Tell us a bit about yourself and your role on Julius Caesar?
My name’s Sarah, I’m the set designer. I’m currently completing the MA in Professional Theatre Design at Bristol Old Vic Theatre School, and this production is my last major design as part of the course – quite an opportunity! My background is in costume; I worked as a designer and supervisor for 4 years before making the decision to return to training and make the leap into set design, something I’ve always wanted to do. My first set design as part of the course was for the Wardrobe Theatre – the text demanded something minimal, and it was very much on a fringe budget, so I’m thrilled to have been given the opportunity to design something on a very different scale at the Bristol Old Vic.
What has inspired your set design?
We wanted the space to feel contemporary, but also to retain the sense of weight, scale and drama of Ancient Rome. I looked at the modernist designs of Edward Gordon Craig and Apier as inspiration, particularly in terms of how these bold sets create potential for dramatic lighting, which I’m really excited to see come to life in our production in the hands of our brilliant lighting designer Paul Pyant. I also did a lot of research into contemporary public spaces, as well as parliaments across the world to ground the design in reality. It was really fascinating to learn about the design of different parliaments and how certain seating configurations are more conducive to either democracy or dictatorship.
What was the most challenging part of your set design?
It’s amazing to design for a stage like the Bristol Old Vic, which has so much history and character, but that definitely throws up its own challenges! The building is inherently asymmetric, and the shape of the auditorium, though beautiful, is quite a challenge in terms of sight lines. You have a vast stage to play with, and the temptation is to use the whole depth, but not everyone in the audience will benefit from any design going on upstage, so the challenge is to use the space effectively and frame the action in such a way that no one misses any key moments.
What is it like working with Director Simon Dormandy?
Simon has a lot of energy and exciting ideas, and his knowledge of the play is immense! He came to the process with a very clear sense that he wanted the production to take place in Italy in an absolutely contemporary political world. The design period was quite brief so this framework was very helpful to have as a starting point, as there are infinite directions you can go in with Shakespeare. We went through quite a few incarnations of the design, but landed on something that we both believe serves the text well and will be an exciting space to see the action play out on.
Do you think the story of Julius Caesar is still relevant today?
Absolutely, so many parallels can be drawn between the events of the play and the current political landscape, from Labour party in-fighting to the promise and perils of populism, so there’s plenty that audiences will recognise. We open the day after the general election, so who knows, depending on how the vote goes there might be as much unrest on the streets of Bristol as there will be on the stage.
What is it like working on a show created by Bristol Old Vic Theatre School and Bristol Old Vic?
It’s so exciting to be part of such a unique collaboration, and have the chance to work with people I wouldn’t otherwise necessarily have had the opportunity to. Everyone at Bristol Old Vic has been so enthusiastic and supportive. It’s been brilliant to have support from a team with so much experience and expertise, and have the chance to learn from that.

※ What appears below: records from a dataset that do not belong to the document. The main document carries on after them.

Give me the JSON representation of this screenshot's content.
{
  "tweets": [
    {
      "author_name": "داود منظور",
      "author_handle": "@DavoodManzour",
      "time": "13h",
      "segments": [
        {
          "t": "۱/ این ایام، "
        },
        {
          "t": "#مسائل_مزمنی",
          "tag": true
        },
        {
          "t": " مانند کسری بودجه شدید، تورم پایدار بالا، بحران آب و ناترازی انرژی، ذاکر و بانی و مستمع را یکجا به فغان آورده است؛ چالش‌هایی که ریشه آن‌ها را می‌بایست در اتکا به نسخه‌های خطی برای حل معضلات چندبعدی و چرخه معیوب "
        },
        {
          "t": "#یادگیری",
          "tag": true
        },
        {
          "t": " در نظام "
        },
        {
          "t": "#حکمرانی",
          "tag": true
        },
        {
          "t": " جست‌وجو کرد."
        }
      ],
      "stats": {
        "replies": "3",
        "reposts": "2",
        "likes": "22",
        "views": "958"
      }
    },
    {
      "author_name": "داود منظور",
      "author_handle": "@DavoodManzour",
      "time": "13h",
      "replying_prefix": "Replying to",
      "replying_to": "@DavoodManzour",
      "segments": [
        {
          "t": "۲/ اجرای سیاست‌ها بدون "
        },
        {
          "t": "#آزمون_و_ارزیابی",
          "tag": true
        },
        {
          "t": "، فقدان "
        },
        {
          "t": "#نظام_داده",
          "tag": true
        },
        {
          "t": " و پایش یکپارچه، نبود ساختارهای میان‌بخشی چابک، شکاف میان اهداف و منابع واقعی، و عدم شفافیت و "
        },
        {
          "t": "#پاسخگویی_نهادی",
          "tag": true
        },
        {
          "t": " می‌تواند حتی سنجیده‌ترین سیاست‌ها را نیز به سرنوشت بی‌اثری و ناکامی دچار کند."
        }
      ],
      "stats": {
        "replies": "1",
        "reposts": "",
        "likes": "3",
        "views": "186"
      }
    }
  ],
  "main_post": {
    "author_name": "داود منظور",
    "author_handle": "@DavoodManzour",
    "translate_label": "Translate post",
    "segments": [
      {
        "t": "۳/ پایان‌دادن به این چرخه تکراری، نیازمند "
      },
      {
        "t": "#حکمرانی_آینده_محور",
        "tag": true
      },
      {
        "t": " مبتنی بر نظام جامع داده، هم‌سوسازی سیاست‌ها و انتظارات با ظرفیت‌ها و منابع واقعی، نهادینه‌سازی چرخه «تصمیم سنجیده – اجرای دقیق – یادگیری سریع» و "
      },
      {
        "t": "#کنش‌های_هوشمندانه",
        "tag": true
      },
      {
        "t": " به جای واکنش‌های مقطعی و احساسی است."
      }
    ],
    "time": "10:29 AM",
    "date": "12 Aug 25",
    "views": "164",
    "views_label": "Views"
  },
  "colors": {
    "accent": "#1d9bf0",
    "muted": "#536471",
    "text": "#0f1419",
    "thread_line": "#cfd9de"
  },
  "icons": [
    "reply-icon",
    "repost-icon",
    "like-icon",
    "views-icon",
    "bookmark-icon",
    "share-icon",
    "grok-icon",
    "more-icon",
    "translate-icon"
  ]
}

What has been the best part of working on this production so far?
You sometimes come up with these crazy ideas as a designer, and the hope is that someone a lot cleverer than you will find a way to make what’s in your brain possible in reality. Not wanting to give too many spoilers, but as Rome descends into chaos we wanted to start to damage and destroy the set which is otherwise quite clean and minimal, and thought graffiti would be a good way to start that process. The catch is any graffiti would need to be completely removed between performances so we needed to find a product which would leave no trace. Lots of tests with different products were done and we landed on a magic combination that works, so that idea becoming something achievable has definitely been the highlight for me so far.
Building on the brilliant success of King Lear in 2016, we reunite with Bristol Old Vic Theatre School to present Shakespeare’s riveting political drama Julius Caesar this June. For more information and to book tickets, click here.